The non-USM lens looks like canon is trying to compete on price.

Lord Blackadder
Sep 3, 2008, 06:41 PM
A relative newbie's perspective:

I really don't care about the noise at all. The speed of focus is somewhat important to me, but I'm not a good enough photographer to really care. At any rate, I don't think this lens is targeted towards people with a good knowledge of Canon's entire lens catalog.

However, instead of this 18-200, I'd prefer to keep my EF-S 18-55mm kit lens and get either the EF 70-200mm L USM lens or the EF-S 10-22mm USM. Both, eventually. Those two, plus my 50mm prime, are all I think I'll need besides a macro or maybe the 28-135mm.

They're all pretty bloody expensive as far as I'm concerned, unless you make your living off them. ;)

Abstract
Sep 4, 2008, 01:12 AM
If canon can extract good image quality through the entire focal range without much chromatic aberration or distortion, then I'll be the first in line to buy one....

You're asking for a miracle, and miracles aren't in Canon's product portfolio. ;)

If this Canon 18-200 mm is such a lens, I'd buy one just for the sake of owning this piece of magic glass, and I'm not even a Canon user.

Col127
Sep 4, 2008, 08:27 AM
yeah, that's really unfortunate. we've been waiting for a 18-200mm from canon and they don't even put USM. that being said, i have a 55-250mm without USM and it still focuses really quick :)

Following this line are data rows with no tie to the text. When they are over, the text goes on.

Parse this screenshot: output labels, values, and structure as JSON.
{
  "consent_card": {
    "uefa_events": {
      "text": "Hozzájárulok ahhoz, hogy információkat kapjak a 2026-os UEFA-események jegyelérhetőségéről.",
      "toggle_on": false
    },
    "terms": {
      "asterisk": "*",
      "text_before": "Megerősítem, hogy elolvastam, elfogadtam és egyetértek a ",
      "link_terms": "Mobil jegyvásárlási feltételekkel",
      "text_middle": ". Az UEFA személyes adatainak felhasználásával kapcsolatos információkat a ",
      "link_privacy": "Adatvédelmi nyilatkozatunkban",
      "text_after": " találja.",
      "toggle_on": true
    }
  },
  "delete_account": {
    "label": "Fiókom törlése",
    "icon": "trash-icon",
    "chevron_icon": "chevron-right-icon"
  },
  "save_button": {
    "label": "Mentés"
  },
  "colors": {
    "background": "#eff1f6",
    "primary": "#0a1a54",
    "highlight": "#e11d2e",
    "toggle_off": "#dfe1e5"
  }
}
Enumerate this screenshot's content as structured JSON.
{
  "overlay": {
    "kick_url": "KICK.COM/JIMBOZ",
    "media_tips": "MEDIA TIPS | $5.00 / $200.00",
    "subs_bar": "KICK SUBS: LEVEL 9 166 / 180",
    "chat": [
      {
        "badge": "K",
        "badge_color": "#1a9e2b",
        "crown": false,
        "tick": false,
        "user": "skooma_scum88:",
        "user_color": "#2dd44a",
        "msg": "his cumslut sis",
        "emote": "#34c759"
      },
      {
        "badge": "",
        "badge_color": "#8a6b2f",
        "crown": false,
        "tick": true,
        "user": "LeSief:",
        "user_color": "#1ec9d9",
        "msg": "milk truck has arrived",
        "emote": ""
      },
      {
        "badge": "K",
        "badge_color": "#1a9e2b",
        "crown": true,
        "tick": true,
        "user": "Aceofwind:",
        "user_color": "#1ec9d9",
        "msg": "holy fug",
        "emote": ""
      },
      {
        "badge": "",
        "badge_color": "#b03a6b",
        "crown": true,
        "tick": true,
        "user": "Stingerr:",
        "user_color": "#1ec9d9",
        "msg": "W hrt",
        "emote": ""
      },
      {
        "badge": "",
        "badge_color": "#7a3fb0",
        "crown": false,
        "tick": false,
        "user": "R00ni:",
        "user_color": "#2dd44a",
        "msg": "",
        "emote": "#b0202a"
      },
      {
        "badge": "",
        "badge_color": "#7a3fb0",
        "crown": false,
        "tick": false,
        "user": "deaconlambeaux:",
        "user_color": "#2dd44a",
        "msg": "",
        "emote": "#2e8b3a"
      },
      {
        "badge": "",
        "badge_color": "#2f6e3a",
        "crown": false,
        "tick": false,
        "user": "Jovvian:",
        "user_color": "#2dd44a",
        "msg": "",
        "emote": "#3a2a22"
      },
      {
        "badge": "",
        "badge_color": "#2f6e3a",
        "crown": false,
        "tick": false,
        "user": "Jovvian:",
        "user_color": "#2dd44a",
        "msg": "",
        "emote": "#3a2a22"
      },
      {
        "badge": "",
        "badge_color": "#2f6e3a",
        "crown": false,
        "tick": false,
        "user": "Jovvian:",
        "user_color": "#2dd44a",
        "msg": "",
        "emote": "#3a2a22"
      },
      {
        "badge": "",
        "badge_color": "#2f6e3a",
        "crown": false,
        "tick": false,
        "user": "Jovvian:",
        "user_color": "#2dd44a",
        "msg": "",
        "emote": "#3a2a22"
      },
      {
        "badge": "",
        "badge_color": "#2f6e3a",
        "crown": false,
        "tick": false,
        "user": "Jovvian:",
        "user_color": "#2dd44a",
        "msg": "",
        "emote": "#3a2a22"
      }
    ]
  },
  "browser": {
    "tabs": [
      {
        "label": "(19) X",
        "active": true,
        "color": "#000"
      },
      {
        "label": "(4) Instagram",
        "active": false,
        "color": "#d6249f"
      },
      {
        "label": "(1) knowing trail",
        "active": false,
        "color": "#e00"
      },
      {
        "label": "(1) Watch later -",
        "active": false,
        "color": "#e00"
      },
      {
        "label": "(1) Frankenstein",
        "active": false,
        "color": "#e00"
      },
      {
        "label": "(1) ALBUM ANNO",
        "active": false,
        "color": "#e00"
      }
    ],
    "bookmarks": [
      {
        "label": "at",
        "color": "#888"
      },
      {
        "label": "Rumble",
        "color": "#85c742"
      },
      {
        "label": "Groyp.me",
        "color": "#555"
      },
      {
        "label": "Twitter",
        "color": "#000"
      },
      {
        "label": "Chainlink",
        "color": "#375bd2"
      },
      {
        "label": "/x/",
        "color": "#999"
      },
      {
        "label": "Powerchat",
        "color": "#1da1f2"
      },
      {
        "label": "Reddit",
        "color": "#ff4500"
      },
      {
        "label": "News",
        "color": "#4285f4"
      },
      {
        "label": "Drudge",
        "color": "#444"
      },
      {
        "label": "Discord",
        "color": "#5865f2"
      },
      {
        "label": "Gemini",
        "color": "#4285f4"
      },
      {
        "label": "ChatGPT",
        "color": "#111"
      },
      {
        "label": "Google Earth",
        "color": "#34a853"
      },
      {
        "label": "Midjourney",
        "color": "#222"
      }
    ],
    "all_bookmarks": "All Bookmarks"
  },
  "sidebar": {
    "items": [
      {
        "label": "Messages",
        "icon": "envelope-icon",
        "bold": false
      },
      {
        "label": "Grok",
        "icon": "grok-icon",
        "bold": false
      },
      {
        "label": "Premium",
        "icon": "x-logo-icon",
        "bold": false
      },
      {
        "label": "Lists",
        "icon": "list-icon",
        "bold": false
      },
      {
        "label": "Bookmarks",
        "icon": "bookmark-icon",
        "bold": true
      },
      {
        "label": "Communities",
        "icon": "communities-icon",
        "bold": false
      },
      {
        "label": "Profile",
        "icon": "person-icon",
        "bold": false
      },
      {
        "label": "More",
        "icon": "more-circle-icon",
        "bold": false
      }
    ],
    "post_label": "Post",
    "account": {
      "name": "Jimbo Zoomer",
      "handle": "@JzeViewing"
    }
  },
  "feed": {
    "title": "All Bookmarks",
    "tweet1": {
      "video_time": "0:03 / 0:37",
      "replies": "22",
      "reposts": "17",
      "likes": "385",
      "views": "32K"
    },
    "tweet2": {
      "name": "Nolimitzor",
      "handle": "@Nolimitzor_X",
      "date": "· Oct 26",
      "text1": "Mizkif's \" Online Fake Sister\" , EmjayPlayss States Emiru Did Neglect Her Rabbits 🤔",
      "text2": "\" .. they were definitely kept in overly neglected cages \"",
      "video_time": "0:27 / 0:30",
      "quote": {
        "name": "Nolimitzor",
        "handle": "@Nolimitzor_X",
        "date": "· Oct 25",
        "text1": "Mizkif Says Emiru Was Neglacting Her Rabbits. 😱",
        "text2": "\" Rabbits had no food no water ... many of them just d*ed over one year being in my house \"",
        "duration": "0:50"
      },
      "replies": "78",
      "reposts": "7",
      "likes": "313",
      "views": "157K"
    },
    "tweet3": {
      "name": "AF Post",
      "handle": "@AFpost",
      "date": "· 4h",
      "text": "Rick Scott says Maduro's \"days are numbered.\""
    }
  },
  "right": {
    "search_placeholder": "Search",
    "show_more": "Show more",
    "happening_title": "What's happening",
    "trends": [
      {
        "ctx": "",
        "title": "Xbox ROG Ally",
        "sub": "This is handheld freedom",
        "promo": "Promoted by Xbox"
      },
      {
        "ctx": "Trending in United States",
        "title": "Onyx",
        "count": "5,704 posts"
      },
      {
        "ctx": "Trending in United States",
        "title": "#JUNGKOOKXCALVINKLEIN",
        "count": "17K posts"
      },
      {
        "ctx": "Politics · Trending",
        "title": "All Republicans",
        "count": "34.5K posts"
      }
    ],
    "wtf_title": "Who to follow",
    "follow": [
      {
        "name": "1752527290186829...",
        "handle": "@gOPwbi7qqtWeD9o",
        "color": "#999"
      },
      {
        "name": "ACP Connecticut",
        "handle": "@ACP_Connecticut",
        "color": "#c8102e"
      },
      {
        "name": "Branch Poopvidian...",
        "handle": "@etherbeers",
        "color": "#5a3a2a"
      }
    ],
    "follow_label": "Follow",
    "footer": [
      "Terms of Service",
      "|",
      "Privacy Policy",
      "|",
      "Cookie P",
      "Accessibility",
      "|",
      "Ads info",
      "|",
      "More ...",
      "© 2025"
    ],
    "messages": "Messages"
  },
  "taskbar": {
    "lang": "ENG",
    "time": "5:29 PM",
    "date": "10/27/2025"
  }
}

I have waiting a long time for this lens to come out, it is finally announced today (no surprise), with no USM (big surprise. And from the looks of it, it's going to cost around $700 (Canada MSRP is $749). It can't cost that much to put USM on there, can it? Are they so worried about cannibalizing other lens sales? If so, why even release this in the first place?:confused:

They need to start worrying about losing sales to Nikon, though from all the black lenses at the Olympics, it looks like they already are...

nuketank
Oct 14, 2008, 08:53 AM
hi, just joined for a discussion on 18-200 mm lens. to be honest this is 'an okay' lens only. for the price tag (i bought for about $650 - no box) it is a fairly good kit lens replacement only. image are crisp and sharp no complains here. it focuses very quickly also. weight and size wise, best for a 2 series EOS camera as it would become unproportional to camera's body of 3 series.

wheezy
Oct 16, 2008, 08:56 PM
...Those two, plus my 50mm prime, are all I think I'll need besides a macro or maybe the 28-135mm.

Ahhh, sadly, I wish that was a true statement. Once you round off your lenses for the 'perfect' combo, there is always another tugging at your wallet. :)